• **WORK ITEM**:
An exact reprint of every record below is required, with the pictures left out.
⁂
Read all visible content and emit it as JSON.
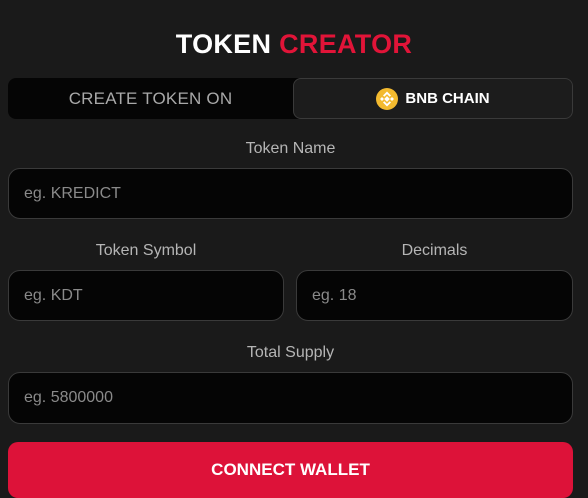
{
  "header": {
    "title_part1": "TOKEN",
    "title_part2": "CREATOR",
    "accent_color": "#e11438"
  },
  "chain": {
    "label": "CREATE TOKEN ON",
    "selected": "BNB CHAIN",
    "icon": "bnb-icon"
  },
  "form": {
    "token_name": {
      "label": "Token Name",
      "placeholder": "eg. KREDICT"
    },
    "token_symbol": {
      "label": "Token Symbol",
      "placeholder": "eg. KDT"
    },
    "decimals": {
      "label": "Decimals",
      "placeholder": "eg. 18"
    },
    "total_supply": {
      "label": "Total Supply",
      "placeholder": "eg. 5800000"
    }
  },
  "actions": {
    "connect_label": "CONNECT WALLET",
    "connect_color": "#dd1239"
  }
}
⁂
• **EXERCISE SOLUTION**:
Read all visible content and emit it as JSON.
{
  "header": {
    "title_part1": "TOKEN",
    "title_part2": "CREATOR",
    "accent_color": "#e11438"
  },
  "chain": {
    "label": "CREATE TOKEN ON",
    "selected": "BNB CHAIN",
    "icon": "bnb-icon"
  },
  "form": {
    "token_name": {
      "label": "Token Name",
      "placeholder": "eg. KREDICT"
    },
    "token_symbol": {
      "label": "Token Symbol",
      "placeholder": "eg. KDT"
    },
    "decimals": {
      "label": "Decimals",
      "placeholder": "eg. 18"
    },
    "total_supply": {
      "label": "Total Supply",
      "placeholder": "eg. 5800000"
    }
  },
  "actions": {
    "connect_label": "CONNECT WALLET",
    "connect_color": "#dd1239"
  }
}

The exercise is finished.